→ **Exercise**
Print out all of the data below, keeping it identical to the original.

→ **Material shown**
•••••
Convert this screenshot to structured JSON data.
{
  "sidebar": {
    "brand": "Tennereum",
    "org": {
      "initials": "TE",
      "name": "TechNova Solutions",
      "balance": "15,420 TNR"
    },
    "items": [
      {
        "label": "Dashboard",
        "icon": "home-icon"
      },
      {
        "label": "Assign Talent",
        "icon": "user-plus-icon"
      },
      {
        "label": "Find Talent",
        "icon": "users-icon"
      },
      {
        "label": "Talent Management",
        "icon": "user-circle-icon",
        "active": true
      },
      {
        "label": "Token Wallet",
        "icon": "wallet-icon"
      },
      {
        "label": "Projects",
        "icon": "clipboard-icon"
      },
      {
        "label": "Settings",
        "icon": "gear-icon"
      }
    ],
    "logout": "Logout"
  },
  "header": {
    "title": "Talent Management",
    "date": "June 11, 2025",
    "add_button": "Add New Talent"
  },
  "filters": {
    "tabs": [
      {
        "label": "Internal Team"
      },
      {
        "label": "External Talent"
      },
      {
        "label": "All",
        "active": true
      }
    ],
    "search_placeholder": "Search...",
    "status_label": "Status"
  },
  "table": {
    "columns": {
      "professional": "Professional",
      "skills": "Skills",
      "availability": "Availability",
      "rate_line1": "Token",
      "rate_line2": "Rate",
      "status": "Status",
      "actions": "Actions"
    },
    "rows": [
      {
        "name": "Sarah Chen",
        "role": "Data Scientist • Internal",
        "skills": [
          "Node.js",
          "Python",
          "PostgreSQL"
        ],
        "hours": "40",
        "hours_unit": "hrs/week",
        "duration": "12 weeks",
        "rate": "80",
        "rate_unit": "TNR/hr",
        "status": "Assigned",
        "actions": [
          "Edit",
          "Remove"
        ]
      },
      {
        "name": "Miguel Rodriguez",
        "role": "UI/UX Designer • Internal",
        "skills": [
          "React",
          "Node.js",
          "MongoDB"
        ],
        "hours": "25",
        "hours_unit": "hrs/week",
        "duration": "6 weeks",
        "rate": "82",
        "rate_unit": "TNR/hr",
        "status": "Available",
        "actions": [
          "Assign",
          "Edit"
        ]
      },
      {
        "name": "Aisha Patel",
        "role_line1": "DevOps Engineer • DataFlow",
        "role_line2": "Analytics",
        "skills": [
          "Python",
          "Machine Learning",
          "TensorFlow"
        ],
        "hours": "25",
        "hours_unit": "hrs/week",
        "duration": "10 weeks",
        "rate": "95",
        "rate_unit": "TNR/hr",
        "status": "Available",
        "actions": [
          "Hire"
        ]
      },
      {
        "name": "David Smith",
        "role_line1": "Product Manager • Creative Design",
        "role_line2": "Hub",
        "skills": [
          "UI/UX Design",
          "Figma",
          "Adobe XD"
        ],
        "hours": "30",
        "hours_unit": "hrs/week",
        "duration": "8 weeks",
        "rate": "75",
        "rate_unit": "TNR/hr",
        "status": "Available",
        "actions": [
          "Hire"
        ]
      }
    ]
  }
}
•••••
→ **Finished task**
Convert this screenshot to structured JSON data.
{
  "sidebar": {
    "brand": "Tennereum",
    "org": {
      "initials": "TE",
      "name": "TechNova Solutions",
      "balance": "15,420 TNR"
    },
    "items": [
      {
        "label": "Dashboard",
        "icon": "home-icon"
      },
      {
        "label": "Assign Talent",
        "icon": "user-plus-icon"
      },
      {
        "label": "Find Talent",
        "icon": "users-icon"
      },
      {
        "label": "Talent Management",
        "icon": "user-circle-icon",
        "active": true
      },
      {
        "label": "Token Wallet",
        "icon": "wallet-icon"
      },
      {
        "label": "Projects",
        "icon": "clipboard-icon"
      },
      {
        "label": "Settings",
        "icon": "gear-icon"
      }
    ],
    "logout": "Logout"
  },
  "header": {
    "title": "Talent Management",
    "date": "June 11, 2025",
    "add_button": "Add New Talent"
  },
  "filters": {
    "tabs": [
      {
        "label": "Internal Team"
      },
      {
        "label": "External Talent"
      },
      {
        "label": "All",
        "active": true
      }
    ],
    "search_placeholder": "Search...",
    "status_label": "Status"
  },
  "table": {
    "columns": {
      "professional": "Professional",
      "skills": "Skills",
      "availability": "Availability",
      "rate_line1": "Token",
      "rate_line2": "Rate",
      "status": "Status",
      "actions": "Actions"
    },
    "rows": [
      {
        "name": "Sarah Chen",
        "role": "Data Scientist • Internal",
        "skills": [
          "Node.js",
          "Python",
          "PostgreSQL"
        ],
        "hours": "40",
        "hours_unit": "hrs/week",
        "duration": "12 weeks",
        "rate": "80",
        "rate_unit": "TNR/hr",
        "status": "Assigned",
        "actions": [
          "Edit",
          "Remove"
        ]
      },
      {
        "name": "Miguel Rodriguez",
        "role": "UI/UX Designer • Internal",
        "skills": [
          "React",
          "Node.js",
          "MongoDB"
        ],
        "hours": "25",
        "hours_unit": "hrs/week",
        "duration": "6 weeks",
        "rate": "82",
        "rate_unit": "TNR/hr",
        "status": "Available",
        "actions": [
          "Assign",
          "Edit"
        ]
      },
      {
        "name": "Aisha Patel",
        "role_line1": "DevOps Engineer • DataFlow",
        "role_line2": "Analytics",
        "skills": [
          "Python",
          "Machine Learning",
          "TensorFlow"
        ],
        "hours": "25",
        "hours_unit": "hrs/week",
        "duration": "10 weeks",
        "rate": "95",
        "rate_unit": "TNR/hr",
        "status": "Available",
        "actions": [
          "Hire"
        ]
      },
      {
        "name": "David Smith",
        "role_line1": "Product Manager • Creative Design",
        "role_line2": "Hub",
        "skills": [
          "UI/UX Design",
          "Figma",
          "Adobe XD"
        ],
        "hours": "30",
        "hours_unit": "hrs/week",
        "duration": "8 weeks",
        "rate": "75",
        "rate_unit": "TNR/hr",
        "status": "Available",
        "actions": [
          "Hire"
        ]
      }
    ]
  }
}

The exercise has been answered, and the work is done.